These sentiments echo the passage that closes Pamuk’s essay in the Times: “For a better world to emerge after this pandemic, we must embrace and nourish the feelings of humility and solidarity engendered by the current moment.”
Today, from the stockpiling of toilet paper to armed protesters on the steps of the Capitol in Austin, where Wright makes his home, it feels as often as not as though the center will not hold. It helps to keep in mind that the seed for The End of October is not COVID-19; indeed, Wright says the story grew out of his speculation about the sort of disaster that led Cormac McCarthy to write his masterful novel The Road, a haunting book that follows a father and son across a desolate post-plague landscape.
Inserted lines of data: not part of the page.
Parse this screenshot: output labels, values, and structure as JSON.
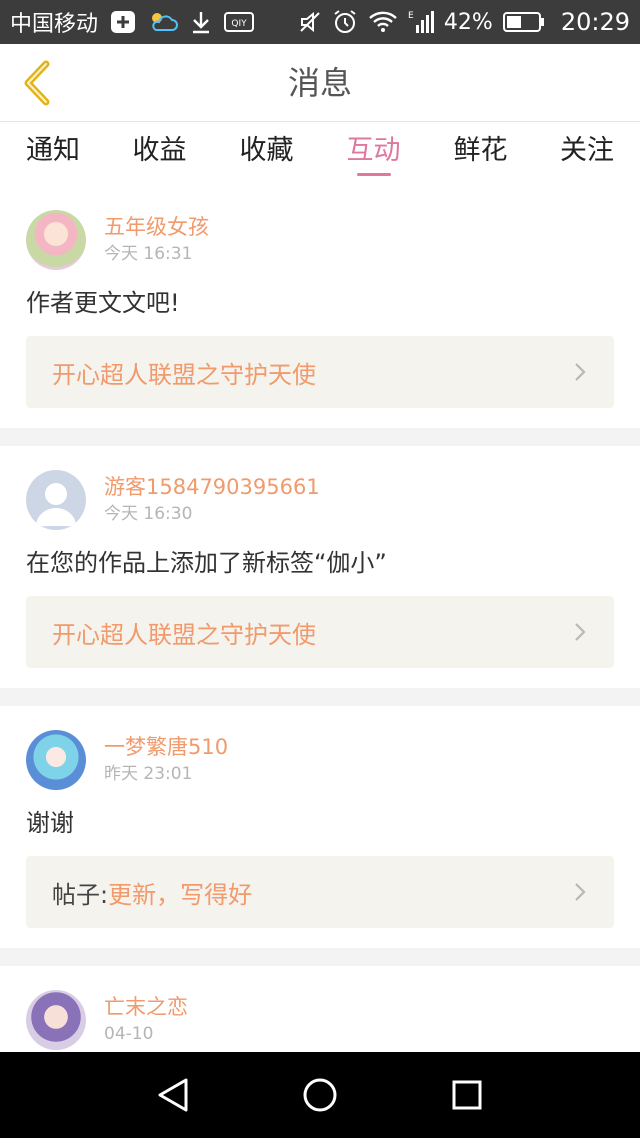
{
  "status_bar": {
    "carrier": "中国移动",
    "battery": "42%",
    "time": "20:29"
  },
  "header": {
    "title": "消息"
  },
  "tabs": [
    {
      "label": "通知",
      "active": false
    },
    {
      "label": "收益",
      "active": false
    },
    {
      "label": "收藏",
      "active": false
    },
    {
      "label": "互动",
      "active": true
    },
    {
      "label": "鲜花",
      "active": false
    },
    {
      "label": "关注",
      "active": false
    }
  ],
  "messages": [
    {
      "username": "五年级女孩",
      "time": "今天 16:31",
      "text": "作者更文文吧!",
      "link_prefix": "",
      "link_text": "开心超人联盟之守护天使"
    },
    {
      "username": "游客1584790395661",
      "time": "今天 16:30",
      "text": "在您的作品上添加了新标签“伽小”",
      "link_prefix": "",
      "link_text": "开心超人联盟之守护天使"
    },
    {
      "username": "一梦繁唐510",
      "time": "昨天 23:01",
      "text": "谢谢",
      "link_prefix": "帖子:",
      "link_text": "更新，写得好"
    },
    {
      "username": "亡末之恋",
      "time": "04-10"
    }
  ],
  "colors": {
    "accent_pink": "#e0779e",
    "username_orange": "#f19a6c",
    "link_bg": "#f4f3ee",
    "back_arrow": "#e3b21a"
  }
}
Wright’s preceding book was a warmhearted memoir of place, God Save Texas, which embraced all the strange and wondrous aspects of life in the Lone Star State. But it was Wright’s play Cleo, about the star-crossed relationship between Elizabeth Taylor and Richard Burton, that my mind returned to late at night when I needed a break from corona. I caught the show in its world premiere at the Alley Theatre in Houston (which has suspended its current season and gone into an emergency fund-raising campaign) in 2018 and was carried away on the wings of their tempestuous love affair. There is real romance at the heart of The End of October, too, and faced with heartache triggered by the daily news, it brought tears to my eyes.
We have a surfeit of choices when it comes to the media that will demystify this moment in history—and, for most of us who are abiding social distancing, donning masks according to the best public health advice, the end of October can’t get here soon enough. For readers with a strong stomach and a desire to lift the veil of certainty, however, I have to say The End of October has arrived right on time.
Read more from the Observer:
The Disappeared: Genetic genealogy is helping to crack cold cases and identify victims left nameless for decades. The process is surprisingly effective—and controversial.
Texas Health Officials Undercount COVID-19 Cases by Excluding Some Prisoners Who Tested Positive: The Observer identified at least nine Texas counties where current prison cases make up more than 10 percent of the total COVID-19 cases in the county.
Air Pollution Was Already Killing Us. Then Came the Coronavirus. Why Won’t the EPA Act?: By refusing to strengthen particulate matter standards, the EPA is putting more people at risk.